__WORK ORDER__
Go line by line through the entries and show those that hold the string "true".

__RECORDED INFORMATION__
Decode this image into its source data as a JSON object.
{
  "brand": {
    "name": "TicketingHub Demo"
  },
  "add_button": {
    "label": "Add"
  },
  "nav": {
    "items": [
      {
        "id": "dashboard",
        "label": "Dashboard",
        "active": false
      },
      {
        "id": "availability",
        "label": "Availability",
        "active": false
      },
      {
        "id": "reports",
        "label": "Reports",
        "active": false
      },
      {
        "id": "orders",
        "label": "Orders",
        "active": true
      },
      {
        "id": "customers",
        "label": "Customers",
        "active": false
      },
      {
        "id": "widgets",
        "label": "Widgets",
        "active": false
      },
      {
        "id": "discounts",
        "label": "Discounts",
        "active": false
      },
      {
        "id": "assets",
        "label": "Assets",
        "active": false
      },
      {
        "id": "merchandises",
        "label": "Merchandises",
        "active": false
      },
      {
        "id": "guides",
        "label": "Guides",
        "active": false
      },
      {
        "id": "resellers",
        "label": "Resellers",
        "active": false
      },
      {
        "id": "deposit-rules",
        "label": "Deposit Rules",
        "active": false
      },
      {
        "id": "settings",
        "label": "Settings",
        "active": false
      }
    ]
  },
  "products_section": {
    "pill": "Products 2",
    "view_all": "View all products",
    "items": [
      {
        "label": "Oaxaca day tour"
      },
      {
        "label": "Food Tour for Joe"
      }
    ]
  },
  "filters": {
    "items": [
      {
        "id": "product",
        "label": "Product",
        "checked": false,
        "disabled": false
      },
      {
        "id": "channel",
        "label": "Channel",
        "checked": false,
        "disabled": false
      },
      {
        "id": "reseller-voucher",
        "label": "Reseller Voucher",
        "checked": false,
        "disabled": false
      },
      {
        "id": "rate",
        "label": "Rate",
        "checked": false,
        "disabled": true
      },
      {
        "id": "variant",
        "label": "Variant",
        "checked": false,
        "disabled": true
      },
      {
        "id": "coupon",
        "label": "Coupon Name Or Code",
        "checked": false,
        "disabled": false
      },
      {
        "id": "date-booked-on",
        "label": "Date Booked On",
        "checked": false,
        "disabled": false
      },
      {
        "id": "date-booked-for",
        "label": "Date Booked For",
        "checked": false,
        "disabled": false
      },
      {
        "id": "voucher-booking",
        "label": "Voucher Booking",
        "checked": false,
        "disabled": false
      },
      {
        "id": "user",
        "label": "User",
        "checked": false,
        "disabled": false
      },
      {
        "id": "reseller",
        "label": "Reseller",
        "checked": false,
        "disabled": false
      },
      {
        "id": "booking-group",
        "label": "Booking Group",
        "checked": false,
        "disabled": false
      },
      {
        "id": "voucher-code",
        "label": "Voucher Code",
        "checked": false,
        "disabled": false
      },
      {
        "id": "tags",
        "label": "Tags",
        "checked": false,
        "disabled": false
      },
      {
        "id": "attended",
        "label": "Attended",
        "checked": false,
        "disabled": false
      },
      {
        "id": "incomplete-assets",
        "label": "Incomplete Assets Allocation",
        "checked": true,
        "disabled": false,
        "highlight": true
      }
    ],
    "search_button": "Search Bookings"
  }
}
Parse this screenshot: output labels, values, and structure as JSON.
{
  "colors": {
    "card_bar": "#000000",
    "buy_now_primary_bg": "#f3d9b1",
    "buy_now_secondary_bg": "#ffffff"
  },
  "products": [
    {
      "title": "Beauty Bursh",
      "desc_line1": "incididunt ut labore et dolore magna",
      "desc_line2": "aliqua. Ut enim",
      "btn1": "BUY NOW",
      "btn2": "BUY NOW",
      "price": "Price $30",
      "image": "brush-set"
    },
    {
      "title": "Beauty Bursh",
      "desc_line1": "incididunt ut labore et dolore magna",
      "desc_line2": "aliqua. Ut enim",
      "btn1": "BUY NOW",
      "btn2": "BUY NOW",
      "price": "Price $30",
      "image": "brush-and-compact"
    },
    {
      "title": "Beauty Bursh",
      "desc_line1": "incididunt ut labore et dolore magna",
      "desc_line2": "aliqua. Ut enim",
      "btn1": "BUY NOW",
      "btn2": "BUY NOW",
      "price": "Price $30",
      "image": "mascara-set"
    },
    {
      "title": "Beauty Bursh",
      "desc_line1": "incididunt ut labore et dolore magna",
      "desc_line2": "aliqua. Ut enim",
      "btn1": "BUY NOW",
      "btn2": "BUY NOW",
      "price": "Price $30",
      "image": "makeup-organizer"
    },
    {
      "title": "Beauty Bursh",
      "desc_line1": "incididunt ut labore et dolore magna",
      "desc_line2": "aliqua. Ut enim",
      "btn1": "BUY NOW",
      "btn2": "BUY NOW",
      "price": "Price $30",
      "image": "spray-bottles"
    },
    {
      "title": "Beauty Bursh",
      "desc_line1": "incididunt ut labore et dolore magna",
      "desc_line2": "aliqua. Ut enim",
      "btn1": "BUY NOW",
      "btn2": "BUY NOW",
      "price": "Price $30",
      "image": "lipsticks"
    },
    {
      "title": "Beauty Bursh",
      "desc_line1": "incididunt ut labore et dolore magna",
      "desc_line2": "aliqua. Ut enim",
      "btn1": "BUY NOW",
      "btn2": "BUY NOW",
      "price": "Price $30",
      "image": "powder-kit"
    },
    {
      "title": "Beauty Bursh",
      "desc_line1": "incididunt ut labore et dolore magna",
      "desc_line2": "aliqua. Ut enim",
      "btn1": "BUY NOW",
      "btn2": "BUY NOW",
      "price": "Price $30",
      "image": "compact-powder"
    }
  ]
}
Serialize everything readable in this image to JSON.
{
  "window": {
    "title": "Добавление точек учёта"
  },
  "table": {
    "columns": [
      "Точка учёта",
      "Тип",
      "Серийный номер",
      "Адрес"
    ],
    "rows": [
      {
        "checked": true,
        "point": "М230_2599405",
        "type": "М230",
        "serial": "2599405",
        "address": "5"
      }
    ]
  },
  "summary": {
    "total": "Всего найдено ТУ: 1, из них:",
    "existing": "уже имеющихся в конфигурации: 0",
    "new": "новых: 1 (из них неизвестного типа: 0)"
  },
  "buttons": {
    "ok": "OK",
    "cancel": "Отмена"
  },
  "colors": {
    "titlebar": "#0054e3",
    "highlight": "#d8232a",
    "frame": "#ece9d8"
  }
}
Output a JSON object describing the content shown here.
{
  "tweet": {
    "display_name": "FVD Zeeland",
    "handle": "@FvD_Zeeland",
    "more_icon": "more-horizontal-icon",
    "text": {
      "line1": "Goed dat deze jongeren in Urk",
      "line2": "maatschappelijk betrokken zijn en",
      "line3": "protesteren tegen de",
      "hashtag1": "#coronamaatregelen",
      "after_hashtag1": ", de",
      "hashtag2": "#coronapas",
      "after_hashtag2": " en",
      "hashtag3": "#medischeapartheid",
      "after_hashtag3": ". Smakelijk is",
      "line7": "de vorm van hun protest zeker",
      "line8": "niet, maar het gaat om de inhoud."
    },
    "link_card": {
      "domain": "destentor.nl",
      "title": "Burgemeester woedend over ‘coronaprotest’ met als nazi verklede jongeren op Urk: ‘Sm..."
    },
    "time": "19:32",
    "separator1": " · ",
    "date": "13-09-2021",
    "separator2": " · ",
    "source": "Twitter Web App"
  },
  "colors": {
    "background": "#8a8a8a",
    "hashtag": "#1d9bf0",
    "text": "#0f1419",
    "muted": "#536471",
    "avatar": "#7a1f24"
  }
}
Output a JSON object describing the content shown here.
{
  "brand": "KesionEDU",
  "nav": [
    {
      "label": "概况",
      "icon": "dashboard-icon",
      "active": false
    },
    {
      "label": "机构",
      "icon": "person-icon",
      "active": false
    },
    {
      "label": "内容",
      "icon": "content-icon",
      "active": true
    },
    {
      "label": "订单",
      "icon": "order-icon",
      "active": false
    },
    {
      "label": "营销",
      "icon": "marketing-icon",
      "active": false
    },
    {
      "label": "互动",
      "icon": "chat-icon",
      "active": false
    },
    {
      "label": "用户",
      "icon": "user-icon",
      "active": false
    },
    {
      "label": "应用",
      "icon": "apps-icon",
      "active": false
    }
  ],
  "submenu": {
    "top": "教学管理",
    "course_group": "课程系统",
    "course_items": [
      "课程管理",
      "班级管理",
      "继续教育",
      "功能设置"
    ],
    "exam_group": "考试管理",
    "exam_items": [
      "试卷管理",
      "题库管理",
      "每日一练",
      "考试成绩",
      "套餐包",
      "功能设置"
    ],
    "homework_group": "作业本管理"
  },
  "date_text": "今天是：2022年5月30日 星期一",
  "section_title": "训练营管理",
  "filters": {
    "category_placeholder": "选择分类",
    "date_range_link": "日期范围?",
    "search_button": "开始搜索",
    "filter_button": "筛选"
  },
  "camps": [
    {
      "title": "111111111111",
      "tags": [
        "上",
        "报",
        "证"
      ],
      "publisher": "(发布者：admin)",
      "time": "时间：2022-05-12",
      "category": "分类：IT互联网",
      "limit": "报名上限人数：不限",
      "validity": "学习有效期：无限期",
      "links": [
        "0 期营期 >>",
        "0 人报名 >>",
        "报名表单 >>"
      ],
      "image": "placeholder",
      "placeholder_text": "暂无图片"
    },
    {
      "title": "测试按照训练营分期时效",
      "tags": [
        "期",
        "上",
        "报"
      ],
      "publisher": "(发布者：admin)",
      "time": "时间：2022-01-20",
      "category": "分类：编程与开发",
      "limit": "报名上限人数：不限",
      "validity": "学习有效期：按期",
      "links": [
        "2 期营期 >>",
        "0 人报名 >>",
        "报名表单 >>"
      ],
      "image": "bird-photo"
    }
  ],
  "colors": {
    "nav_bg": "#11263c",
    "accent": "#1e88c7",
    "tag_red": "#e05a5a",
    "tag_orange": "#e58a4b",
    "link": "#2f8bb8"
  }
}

__ANSWER SECTION__
        "active": true
        "disabled": true
        "disabled": true
        "checked": true,
        "highlight": true
        "checked": true,
      "active": true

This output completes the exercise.